PROBLEM TO WORK ON
Would you copy every line of the listing below that includes the word "free"?

INFORMATION SHOWN
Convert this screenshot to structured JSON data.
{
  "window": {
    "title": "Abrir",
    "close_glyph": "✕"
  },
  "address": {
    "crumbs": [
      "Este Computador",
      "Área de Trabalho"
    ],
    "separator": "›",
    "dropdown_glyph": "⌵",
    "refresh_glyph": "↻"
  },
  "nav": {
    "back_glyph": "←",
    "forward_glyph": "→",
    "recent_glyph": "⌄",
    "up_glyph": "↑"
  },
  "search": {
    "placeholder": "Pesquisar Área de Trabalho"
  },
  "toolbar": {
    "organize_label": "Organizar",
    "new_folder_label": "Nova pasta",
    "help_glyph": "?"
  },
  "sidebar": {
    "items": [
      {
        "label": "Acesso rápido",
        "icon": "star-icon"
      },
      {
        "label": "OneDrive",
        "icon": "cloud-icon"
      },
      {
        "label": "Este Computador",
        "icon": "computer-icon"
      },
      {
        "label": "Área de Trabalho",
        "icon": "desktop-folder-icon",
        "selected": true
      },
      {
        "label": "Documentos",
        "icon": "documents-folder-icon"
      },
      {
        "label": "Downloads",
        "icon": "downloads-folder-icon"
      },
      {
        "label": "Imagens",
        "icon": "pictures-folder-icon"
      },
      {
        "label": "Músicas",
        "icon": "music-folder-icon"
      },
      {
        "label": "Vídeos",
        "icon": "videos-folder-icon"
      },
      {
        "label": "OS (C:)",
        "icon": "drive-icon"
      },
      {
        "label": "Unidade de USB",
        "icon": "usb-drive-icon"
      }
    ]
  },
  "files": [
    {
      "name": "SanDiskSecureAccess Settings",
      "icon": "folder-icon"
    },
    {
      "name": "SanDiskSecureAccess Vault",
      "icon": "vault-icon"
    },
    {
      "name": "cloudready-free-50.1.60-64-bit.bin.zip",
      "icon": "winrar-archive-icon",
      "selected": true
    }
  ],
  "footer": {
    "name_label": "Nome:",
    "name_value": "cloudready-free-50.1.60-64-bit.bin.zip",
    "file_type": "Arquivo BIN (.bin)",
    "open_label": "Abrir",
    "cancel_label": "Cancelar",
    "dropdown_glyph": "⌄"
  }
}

SOLVED PROBLEM
      "name": "cloudready-free-50.1.60-64-bit.bin.zip",
    "name_value": "cloudready-free-50.1.60-64-bit.bin.zip",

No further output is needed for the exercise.